Connective tissue massage combined with exercise was shown to reduce fibromyalgia-associated symptoms and to improve quality of life in women in a recent study published in Rheumatology International.1
To evaluate the effectiveness of connective tissue massage for fibromyalgia symptoms and quality of life, researchers randomly assigned women to a 6-week exercise regimen with or without connective tissue massage. Outcomes included pain, fatigue, and sleep disturbances, all assessed with visual analog scales. Health status and quality of life were evaluated with the Turkish versions of the Fibromyalgia Impact Questionnaire (FIQ) and the Short Form-36, respectively.
Participants in the exercise-only group reported improvements in pain, fatigue, and sleep. Similarly, the following health status subdomains from the FIQ were significantly improved from baseline: “days felt good,” work missed, work impairment, pain, fatigue, morning tiredness, stiffness, and anxiety. Depression and physical impairment were not reported as improving with exercise alone.

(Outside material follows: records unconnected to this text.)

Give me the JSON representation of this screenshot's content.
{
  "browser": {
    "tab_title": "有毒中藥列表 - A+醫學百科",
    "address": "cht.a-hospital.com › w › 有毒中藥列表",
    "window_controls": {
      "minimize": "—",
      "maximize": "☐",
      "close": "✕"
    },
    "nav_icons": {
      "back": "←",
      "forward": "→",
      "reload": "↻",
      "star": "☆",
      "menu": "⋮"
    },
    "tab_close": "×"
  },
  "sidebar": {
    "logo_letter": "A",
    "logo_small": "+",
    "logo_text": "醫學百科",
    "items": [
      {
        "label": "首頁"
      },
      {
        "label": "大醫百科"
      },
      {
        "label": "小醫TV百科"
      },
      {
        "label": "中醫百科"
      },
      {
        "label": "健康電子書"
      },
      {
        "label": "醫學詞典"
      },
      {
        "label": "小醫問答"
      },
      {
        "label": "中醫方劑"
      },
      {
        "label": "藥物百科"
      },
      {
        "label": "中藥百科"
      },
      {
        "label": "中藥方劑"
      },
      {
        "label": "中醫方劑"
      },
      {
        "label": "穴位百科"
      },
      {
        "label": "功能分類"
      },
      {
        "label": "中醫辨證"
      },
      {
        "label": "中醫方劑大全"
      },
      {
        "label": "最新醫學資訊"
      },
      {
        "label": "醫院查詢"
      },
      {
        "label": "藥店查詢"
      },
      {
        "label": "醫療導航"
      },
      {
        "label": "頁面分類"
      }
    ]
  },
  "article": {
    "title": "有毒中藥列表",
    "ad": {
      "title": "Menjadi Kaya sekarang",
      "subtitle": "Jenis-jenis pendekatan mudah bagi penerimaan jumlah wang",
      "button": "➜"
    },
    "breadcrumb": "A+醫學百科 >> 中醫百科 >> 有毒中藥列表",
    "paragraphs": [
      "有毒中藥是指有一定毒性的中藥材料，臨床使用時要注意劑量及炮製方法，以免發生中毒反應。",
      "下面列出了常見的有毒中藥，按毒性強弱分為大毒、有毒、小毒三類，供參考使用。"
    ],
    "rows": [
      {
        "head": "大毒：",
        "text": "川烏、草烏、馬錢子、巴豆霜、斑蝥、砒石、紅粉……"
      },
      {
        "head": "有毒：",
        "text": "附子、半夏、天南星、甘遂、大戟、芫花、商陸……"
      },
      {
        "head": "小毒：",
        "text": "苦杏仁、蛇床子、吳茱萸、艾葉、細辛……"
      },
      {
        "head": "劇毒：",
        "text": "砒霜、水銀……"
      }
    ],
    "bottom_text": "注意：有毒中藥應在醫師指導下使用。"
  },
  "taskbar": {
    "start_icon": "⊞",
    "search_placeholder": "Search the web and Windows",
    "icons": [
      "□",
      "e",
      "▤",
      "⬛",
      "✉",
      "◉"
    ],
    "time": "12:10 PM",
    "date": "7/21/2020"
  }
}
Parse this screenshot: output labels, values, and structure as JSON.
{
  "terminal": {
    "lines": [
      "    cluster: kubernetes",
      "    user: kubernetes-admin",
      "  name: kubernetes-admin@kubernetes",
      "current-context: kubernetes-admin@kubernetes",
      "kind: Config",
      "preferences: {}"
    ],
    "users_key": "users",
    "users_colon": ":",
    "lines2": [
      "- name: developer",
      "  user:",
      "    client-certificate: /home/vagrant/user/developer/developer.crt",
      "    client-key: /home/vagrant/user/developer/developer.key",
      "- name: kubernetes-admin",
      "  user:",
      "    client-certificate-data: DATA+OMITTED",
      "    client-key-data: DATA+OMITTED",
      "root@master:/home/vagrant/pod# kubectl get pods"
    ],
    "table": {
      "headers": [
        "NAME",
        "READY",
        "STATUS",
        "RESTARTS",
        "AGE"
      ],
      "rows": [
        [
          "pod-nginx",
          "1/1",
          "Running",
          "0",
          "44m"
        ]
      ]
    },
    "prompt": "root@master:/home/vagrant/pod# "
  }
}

Exercise plus connective tissue massage was associated with improvements in pain, fatigue, and sleep problems, as well as all subdomains of the FIQ evaluation of health status. Compared with exercise alone, the addition of connective tissue massage was associated with improvements in pain, fatigue, sleep problems, and role limitations as a result of physical health. No adverse events were noted in either group.